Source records
################

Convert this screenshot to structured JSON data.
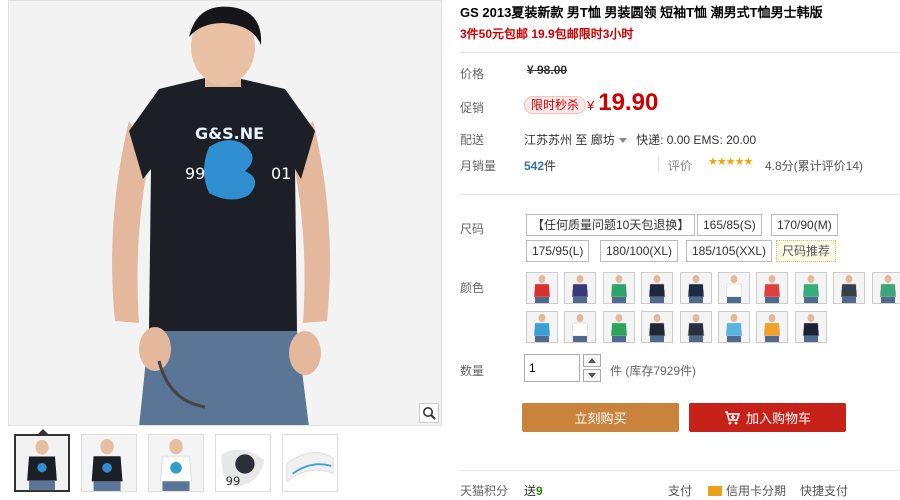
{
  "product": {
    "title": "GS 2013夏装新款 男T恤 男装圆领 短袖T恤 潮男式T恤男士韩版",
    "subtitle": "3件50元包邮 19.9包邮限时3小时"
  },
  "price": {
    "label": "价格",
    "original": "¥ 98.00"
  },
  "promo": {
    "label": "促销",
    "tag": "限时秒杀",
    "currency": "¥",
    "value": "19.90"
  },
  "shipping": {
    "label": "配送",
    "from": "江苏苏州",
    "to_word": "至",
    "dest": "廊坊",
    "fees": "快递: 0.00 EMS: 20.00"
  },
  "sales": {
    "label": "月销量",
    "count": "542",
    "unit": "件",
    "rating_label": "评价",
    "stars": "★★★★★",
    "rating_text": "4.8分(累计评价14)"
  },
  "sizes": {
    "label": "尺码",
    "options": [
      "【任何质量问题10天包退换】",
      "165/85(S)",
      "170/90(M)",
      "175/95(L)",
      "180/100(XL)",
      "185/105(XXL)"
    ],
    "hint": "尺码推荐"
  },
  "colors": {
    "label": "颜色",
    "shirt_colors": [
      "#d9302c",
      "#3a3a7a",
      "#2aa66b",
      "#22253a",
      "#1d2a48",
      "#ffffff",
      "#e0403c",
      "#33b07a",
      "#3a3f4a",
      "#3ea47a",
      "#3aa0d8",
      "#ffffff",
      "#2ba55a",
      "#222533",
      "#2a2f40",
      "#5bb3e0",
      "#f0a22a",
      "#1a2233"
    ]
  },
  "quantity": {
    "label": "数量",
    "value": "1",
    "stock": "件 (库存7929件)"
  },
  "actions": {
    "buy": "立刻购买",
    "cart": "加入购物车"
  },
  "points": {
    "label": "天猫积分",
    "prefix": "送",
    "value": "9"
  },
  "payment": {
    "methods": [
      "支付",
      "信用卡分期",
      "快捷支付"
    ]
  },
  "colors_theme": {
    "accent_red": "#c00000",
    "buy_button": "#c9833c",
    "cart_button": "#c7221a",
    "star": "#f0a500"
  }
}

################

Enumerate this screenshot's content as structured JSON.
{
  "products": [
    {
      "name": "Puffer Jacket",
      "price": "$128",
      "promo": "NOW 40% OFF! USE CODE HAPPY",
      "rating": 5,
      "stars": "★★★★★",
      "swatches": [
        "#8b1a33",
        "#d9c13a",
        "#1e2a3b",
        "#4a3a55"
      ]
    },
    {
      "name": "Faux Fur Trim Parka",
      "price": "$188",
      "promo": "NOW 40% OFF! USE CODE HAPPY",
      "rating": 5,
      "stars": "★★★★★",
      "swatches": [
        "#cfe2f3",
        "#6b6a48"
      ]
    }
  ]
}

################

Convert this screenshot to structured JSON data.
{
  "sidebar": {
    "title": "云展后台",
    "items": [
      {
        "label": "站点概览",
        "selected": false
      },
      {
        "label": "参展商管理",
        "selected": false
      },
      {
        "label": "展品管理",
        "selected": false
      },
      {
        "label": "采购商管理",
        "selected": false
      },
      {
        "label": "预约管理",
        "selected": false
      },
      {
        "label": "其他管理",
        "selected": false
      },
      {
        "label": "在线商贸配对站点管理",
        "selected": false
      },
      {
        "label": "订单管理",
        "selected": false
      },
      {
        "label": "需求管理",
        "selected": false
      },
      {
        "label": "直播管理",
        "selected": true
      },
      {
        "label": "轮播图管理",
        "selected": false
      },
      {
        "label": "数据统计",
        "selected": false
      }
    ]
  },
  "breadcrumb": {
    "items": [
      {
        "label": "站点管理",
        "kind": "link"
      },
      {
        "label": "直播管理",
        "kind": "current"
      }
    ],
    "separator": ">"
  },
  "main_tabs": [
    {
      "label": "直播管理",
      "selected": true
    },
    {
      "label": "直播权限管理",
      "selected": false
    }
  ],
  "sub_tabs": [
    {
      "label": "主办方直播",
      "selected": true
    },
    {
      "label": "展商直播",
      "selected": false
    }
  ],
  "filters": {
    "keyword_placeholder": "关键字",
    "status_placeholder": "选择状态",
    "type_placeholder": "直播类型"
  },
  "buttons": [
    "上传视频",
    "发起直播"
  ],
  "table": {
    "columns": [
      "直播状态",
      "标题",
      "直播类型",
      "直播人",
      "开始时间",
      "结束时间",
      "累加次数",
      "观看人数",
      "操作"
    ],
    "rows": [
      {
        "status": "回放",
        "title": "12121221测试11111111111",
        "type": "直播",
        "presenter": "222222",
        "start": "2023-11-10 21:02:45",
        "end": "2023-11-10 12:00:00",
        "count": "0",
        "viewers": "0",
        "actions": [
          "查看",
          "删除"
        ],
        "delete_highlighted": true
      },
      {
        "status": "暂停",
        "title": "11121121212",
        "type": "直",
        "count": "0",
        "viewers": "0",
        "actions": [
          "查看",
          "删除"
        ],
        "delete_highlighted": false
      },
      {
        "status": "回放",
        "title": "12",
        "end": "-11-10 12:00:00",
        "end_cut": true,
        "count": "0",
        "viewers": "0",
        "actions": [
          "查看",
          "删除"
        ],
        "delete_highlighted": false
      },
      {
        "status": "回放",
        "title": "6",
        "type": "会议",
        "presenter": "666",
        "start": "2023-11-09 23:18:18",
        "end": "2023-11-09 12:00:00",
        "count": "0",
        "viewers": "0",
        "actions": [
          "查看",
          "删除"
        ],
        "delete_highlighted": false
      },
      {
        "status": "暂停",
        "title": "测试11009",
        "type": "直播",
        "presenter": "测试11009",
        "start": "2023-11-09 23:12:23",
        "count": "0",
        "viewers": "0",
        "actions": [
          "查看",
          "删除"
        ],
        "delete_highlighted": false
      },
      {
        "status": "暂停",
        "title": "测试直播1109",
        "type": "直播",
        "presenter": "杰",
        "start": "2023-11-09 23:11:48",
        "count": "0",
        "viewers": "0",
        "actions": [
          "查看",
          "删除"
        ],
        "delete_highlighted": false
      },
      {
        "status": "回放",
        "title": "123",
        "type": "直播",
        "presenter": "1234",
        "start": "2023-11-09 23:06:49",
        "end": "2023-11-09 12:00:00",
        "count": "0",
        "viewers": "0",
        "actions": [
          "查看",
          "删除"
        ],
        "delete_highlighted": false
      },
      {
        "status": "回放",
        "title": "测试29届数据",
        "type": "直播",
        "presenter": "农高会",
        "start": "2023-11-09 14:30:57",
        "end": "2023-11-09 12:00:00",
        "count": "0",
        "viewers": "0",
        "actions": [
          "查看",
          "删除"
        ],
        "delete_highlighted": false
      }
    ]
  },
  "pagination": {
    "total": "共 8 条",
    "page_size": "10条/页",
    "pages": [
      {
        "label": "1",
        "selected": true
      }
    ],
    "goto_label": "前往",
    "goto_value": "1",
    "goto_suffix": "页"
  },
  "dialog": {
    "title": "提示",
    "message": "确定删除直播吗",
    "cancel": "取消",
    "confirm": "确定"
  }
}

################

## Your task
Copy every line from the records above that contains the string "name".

## Solution below
      "name": "Puffer Jacket",
      "name": "Faux Fur Trim Parka",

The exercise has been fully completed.